◆ **PROBLEM TO SOLVE**: Each line of the data that mentions the string "have" needs to be identified and copied.

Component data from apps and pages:
-- Opening Marker --
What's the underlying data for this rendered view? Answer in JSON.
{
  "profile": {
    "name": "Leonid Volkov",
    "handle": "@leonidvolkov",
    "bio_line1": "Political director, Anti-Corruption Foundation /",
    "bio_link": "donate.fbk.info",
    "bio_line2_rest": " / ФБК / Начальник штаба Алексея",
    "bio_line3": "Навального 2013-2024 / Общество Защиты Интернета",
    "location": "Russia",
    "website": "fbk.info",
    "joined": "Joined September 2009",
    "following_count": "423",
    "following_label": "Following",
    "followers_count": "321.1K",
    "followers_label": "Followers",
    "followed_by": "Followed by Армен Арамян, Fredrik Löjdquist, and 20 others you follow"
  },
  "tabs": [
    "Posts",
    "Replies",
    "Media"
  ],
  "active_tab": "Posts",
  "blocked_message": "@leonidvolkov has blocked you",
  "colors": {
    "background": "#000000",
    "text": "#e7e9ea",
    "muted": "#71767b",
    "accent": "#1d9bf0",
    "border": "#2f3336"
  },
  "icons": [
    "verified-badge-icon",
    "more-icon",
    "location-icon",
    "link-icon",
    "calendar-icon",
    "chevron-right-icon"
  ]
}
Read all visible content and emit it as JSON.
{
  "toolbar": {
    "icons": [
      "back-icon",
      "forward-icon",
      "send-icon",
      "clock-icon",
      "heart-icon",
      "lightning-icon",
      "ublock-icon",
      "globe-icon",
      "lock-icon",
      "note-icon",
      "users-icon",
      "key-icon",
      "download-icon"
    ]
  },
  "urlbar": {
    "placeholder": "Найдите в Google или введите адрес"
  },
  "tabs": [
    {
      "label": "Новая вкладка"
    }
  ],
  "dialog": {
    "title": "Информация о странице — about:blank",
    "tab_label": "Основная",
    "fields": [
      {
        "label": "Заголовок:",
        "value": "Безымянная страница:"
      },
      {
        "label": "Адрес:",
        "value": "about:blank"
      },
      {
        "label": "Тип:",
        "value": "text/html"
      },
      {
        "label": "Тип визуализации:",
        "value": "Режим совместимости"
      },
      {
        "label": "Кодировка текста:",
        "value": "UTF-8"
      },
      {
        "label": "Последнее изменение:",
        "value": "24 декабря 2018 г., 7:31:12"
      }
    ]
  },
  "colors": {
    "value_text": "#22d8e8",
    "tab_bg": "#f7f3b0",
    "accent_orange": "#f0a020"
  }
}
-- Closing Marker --
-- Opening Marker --
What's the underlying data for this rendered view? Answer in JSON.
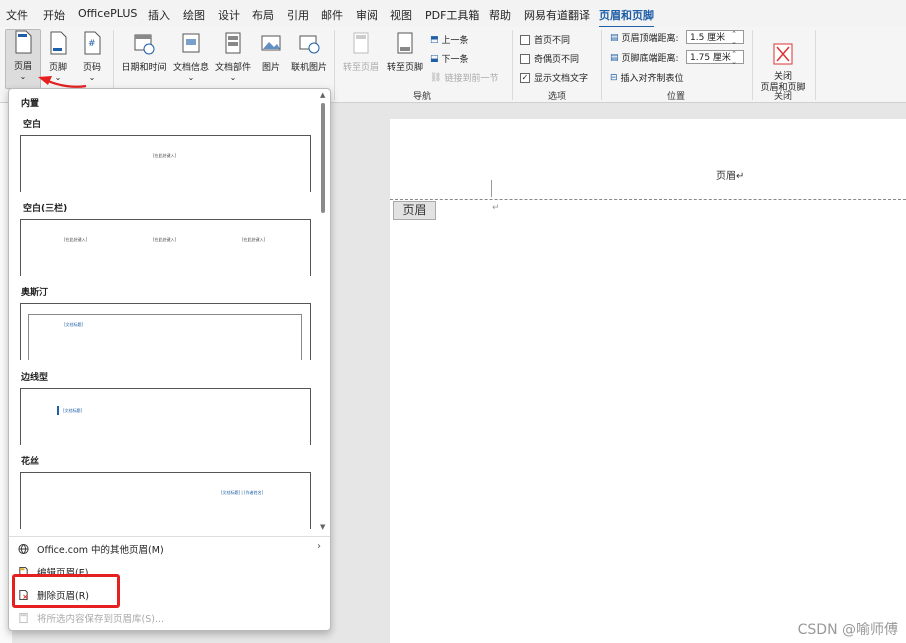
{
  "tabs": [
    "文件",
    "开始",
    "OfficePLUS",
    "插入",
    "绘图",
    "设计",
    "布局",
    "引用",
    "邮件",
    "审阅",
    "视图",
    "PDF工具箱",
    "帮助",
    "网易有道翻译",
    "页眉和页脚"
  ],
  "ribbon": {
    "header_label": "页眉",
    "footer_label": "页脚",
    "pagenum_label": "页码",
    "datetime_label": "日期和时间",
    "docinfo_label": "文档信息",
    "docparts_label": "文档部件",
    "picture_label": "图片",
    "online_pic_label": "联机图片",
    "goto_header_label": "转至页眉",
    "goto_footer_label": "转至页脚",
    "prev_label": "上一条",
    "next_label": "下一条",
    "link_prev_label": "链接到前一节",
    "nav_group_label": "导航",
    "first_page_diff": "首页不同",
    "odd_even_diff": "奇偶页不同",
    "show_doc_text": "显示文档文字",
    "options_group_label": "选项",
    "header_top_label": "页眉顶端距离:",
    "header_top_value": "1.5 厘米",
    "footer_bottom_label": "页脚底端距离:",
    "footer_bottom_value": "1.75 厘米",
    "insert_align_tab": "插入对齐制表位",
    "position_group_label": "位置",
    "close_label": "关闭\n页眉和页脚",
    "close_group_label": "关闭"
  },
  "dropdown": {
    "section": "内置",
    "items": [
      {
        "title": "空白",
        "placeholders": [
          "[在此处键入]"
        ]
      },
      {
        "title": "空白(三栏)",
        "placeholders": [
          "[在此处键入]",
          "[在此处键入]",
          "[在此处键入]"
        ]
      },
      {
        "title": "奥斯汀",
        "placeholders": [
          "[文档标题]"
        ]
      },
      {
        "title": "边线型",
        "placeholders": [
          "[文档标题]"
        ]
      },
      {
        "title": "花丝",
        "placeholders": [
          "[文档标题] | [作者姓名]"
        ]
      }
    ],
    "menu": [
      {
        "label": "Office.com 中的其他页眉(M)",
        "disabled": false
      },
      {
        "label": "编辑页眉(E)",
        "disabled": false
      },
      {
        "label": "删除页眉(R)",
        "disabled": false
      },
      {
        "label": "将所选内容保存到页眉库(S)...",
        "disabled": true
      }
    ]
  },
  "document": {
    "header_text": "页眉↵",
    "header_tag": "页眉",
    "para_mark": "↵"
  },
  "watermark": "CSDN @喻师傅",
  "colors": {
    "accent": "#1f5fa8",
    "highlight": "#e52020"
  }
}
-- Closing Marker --
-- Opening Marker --
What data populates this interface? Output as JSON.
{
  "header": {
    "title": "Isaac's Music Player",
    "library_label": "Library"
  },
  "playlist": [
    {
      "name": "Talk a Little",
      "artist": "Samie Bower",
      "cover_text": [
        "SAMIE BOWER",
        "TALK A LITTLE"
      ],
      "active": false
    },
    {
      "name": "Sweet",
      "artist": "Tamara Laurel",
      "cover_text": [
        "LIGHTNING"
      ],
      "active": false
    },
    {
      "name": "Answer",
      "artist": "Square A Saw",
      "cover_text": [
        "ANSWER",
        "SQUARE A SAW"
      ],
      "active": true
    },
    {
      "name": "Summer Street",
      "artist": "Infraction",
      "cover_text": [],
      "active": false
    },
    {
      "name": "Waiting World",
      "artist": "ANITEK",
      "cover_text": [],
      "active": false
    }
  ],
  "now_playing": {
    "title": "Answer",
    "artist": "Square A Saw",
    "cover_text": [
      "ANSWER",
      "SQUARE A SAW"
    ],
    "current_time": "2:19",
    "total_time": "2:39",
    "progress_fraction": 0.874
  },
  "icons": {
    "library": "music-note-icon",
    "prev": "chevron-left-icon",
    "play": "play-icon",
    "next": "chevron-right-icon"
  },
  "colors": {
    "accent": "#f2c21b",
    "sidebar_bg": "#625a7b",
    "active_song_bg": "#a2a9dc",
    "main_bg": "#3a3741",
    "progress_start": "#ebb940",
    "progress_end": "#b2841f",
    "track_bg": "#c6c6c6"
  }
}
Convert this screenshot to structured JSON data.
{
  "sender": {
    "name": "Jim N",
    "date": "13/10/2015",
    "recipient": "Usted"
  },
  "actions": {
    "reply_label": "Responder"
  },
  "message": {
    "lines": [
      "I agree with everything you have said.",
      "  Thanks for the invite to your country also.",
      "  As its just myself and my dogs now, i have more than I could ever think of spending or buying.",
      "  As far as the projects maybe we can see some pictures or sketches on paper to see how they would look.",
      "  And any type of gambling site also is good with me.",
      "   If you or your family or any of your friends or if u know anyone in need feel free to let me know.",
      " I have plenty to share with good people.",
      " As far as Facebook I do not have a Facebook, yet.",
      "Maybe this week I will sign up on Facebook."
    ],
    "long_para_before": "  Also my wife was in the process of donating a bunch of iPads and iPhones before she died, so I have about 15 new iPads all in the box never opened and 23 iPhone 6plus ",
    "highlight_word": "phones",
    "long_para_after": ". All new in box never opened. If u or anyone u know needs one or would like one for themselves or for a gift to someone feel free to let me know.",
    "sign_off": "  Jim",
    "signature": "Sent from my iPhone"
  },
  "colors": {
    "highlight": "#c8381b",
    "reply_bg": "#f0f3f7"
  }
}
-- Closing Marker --
◆ **ANSWER TO THIS TASK**:
      "I agree with everything you have said.",
      "  As its just myself and my dogs now, i have more than I could ever think of spending or buying.",
      " I have plenty to share with good people.",
      " As far as Facebook I do not have a Facebook, yet.",
    "long_para_before": "  Also my wife was in the process of donating a bunch of iPads and iPhones before she died, so I have about 15 new iPads all in the box never opened and 23 iPhone 6plus ",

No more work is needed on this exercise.